> What this task involves
Lines in the listing below that include the word "into" need to be copied.
Start of Block
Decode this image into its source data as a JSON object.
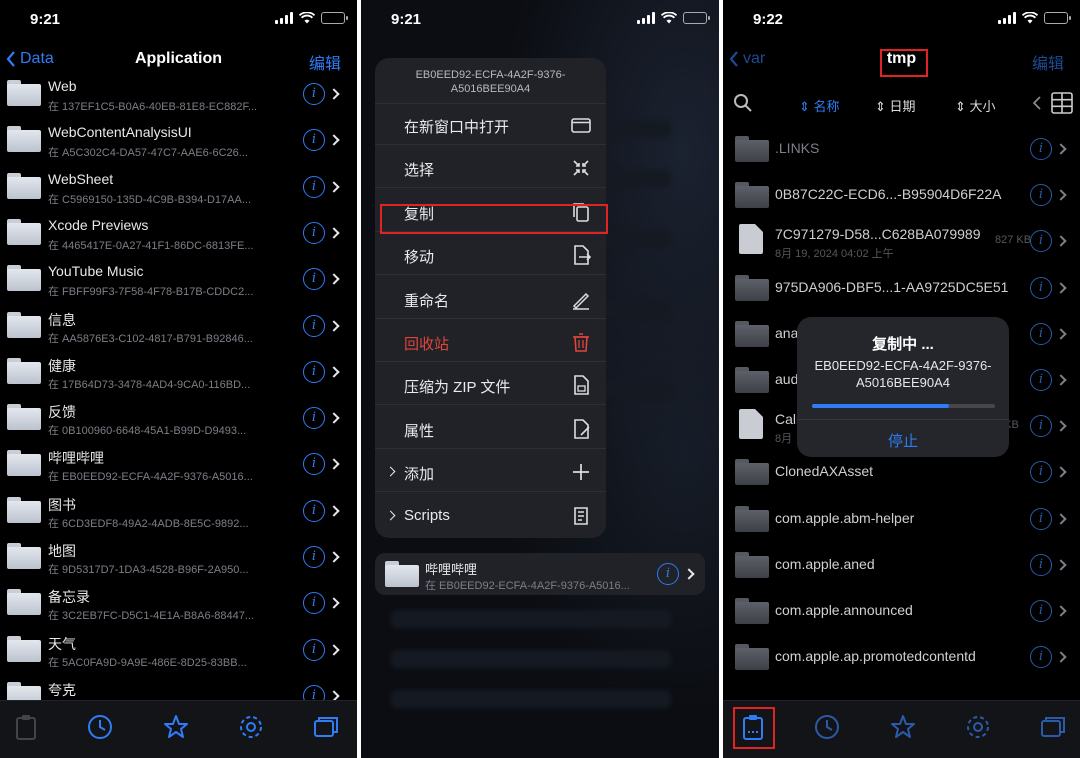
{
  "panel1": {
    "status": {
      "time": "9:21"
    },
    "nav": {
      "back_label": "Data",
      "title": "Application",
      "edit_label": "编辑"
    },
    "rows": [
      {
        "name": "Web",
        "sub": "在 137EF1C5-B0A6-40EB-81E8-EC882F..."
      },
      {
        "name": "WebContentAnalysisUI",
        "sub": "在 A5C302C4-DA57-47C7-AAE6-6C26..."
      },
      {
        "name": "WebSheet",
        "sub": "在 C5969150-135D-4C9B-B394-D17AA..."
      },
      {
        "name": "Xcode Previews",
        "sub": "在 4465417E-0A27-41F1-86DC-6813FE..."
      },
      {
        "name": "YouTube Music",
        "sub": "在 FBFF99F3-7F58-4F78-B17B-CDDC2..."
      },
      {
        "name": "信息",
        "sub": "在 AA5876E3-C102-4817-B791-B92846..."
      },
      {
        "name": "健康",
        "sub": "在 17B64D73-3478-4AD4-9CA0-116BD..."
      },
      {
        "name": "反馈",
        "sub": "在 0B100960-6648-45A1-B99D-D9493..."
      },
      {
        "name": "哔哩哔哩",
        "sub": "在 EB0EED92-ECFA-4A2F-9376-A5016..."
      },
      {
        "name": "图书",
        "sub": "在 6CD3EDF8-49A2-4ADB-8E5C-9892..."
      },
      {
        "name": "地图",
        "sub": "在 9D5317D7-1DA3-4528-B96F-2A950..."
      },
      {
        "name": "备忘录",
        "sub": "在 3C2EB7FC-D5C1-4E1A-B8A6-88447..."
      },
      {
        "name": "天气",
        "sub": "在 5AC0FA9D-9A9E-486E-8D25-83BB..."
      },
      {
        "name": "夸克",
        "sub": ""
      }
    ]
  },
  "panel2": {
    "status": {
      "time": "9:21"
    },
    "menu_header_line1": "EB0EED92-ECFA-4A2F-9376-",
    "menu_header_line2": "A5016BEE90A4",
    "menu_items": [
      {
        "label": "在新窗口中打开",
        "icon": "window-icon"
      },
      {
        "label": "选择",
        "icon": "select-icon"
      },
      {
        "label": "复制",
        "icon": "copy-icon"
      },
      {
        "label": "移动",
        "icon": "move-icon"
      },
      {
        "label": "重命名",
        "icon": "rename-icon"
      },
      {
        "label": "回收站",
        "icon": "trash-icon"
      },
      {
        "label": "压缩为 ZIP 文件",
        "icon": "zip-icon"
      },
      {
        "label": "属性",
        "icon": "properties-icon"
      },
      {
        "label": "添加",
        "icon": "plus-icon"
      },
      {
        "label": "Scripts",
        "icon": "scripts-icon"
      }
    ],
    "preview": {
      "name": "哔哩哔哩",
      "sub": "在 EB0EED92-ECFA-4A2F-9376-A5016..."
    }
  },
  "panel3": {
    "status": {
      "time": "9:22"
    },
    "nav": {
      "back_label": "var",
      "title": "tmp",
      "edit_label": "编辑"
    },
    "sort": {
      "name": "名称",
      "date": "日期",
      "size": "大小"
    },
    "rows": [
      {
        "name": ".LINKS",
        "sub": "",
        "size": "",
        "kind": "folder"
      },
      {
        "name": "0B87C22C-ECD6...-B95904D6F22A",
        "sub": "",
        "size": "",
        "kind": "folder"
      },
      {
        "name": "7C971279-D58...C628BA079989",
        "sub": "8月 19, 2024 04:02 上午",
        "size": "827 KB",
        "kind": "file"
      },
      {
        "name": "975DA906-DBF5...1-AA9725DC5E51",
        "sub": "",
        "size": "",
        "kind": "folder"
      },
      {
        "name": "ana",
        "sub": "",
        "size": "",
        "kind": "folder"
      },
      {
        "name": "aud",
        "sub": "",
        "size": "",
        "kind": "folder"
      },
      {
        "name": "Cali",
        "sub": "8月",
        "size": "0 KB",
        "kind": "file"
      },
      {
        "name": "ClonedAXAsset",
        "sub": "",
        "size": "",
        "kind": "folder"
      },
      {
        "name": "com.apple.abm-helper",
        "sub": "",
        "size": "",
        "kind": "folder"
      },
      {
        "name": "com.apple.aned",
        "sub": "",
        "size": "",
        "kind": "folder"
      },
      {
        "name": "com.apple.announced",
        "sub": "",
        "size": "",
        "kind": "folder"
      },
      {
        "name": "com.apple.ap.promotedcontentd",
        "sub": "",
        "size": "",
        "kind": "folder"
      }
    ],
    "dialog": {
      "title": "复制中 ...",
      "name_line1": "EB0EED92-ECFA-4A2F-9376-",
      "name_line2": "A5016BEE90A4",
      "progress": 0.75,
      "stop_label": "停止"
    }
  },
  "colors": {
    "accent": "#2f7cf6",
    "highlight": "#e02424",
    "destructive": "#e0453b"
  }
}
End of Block
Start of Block
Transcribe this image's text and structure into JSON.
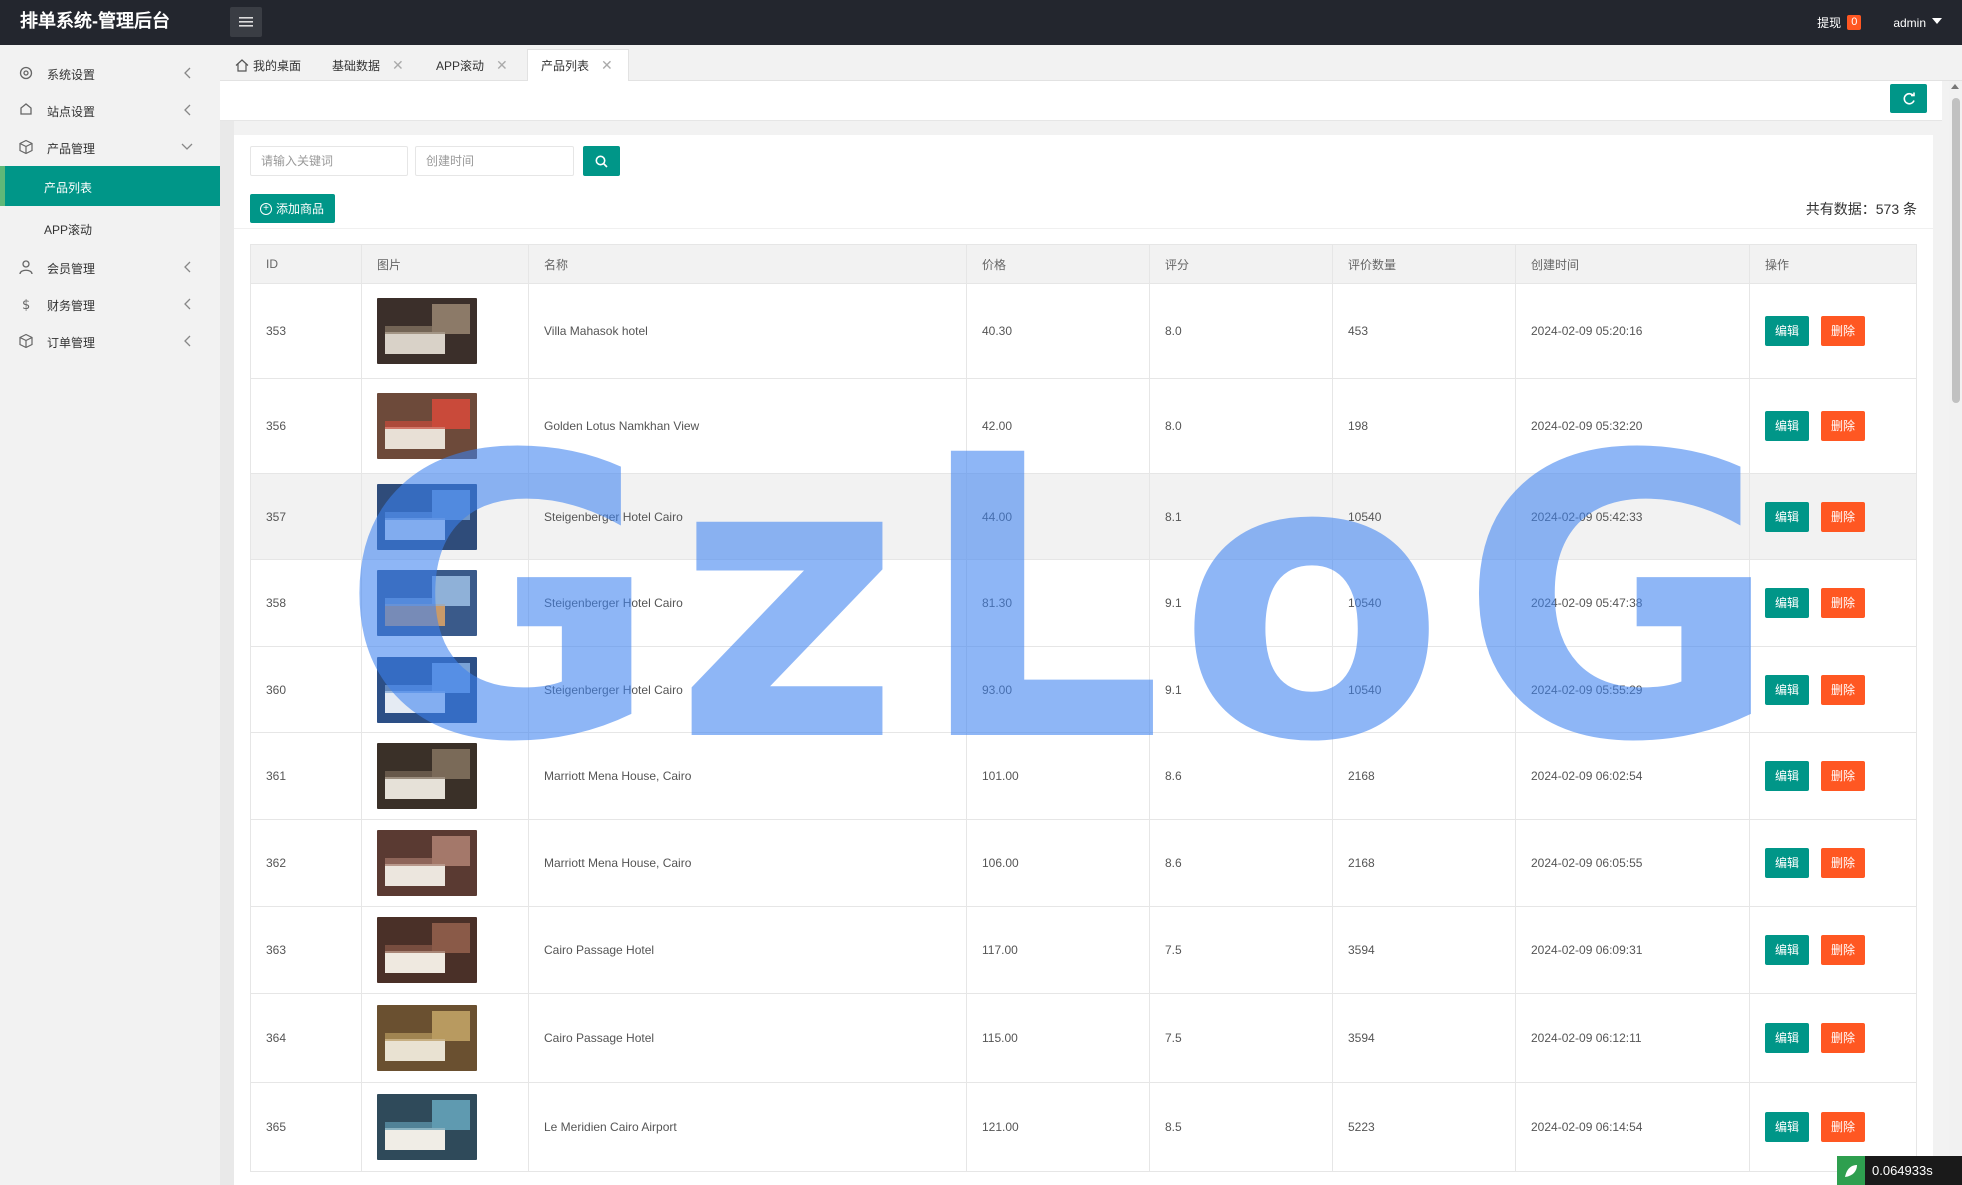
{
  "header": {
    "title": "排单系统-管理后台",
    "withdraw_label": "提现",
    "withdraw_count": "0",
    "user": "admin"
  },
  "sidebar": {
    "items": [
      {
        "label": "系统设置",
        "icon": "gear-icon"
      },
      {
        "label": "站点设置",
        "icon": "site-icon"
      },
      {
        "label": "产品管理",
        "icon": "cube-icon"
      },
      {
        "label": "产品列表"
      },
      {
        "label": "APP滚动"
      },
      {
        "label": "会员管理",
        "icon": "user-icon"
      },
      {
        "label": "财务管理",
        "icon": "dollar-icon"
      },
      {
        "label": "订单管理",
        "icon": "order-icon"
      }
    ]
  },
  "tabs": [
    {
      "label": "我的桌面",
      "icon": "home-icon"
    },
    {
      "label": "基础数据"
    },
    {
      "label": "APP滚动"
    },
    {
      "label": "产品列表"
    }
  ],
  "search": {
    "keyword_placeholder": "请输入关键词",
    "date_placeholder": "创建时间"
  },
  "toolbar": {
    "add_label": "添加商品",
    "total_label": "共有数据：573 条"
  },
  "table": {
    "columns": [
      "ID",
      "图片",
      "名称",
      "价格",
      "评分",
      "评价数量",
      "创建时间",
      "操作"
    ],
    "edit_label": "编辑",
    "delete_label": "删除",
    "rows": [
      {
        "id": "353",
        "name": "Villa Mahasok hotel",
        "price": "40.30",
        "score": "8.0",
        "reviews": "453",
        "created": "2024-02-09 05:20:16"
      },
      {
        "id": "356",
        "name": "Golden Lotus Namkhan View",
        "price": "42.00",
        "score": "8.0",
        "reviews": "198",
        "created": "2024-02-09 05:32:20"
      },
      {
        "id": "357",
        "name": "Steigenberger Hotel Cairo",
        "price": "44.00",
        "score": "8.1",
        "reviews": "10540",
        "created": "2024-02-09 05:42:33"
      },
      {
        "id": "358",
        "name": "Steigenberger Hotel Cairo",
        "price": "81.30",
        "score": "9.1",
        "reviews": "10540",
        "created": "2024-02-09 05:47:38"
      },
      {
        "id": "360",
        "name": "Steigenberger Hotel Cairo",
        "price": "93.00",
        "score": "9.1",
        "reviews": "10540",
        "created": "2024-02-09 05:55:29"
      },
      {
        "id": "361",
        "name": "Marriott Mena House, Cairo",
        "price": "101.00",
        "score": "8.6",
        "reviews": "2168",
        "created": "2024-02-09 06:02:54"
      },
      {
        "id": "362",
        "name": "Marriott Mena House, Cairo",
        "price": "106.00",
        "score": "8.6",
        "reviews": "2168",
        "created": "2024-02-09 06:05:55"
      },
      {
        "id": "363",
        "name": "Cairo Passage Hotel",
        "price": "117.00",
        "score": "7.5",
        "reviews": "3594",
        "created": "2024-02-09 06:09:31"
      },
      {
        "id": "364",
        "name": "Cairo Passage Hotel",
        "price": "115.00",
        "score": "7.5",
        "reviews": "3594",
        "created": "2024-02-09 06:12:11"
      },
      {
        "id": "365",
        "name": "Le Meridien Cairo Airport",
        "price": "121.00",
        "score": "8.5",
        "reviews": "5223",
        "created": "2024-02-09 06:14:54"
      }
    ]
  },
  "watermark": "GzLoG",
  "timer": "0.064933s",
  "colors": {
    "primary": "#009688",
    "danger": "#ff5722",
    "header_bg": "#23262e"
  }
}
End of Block
> Answer for this exercise
Decode this image into its source data as a JSON object.
Transcribe this image's text and structure into JSON.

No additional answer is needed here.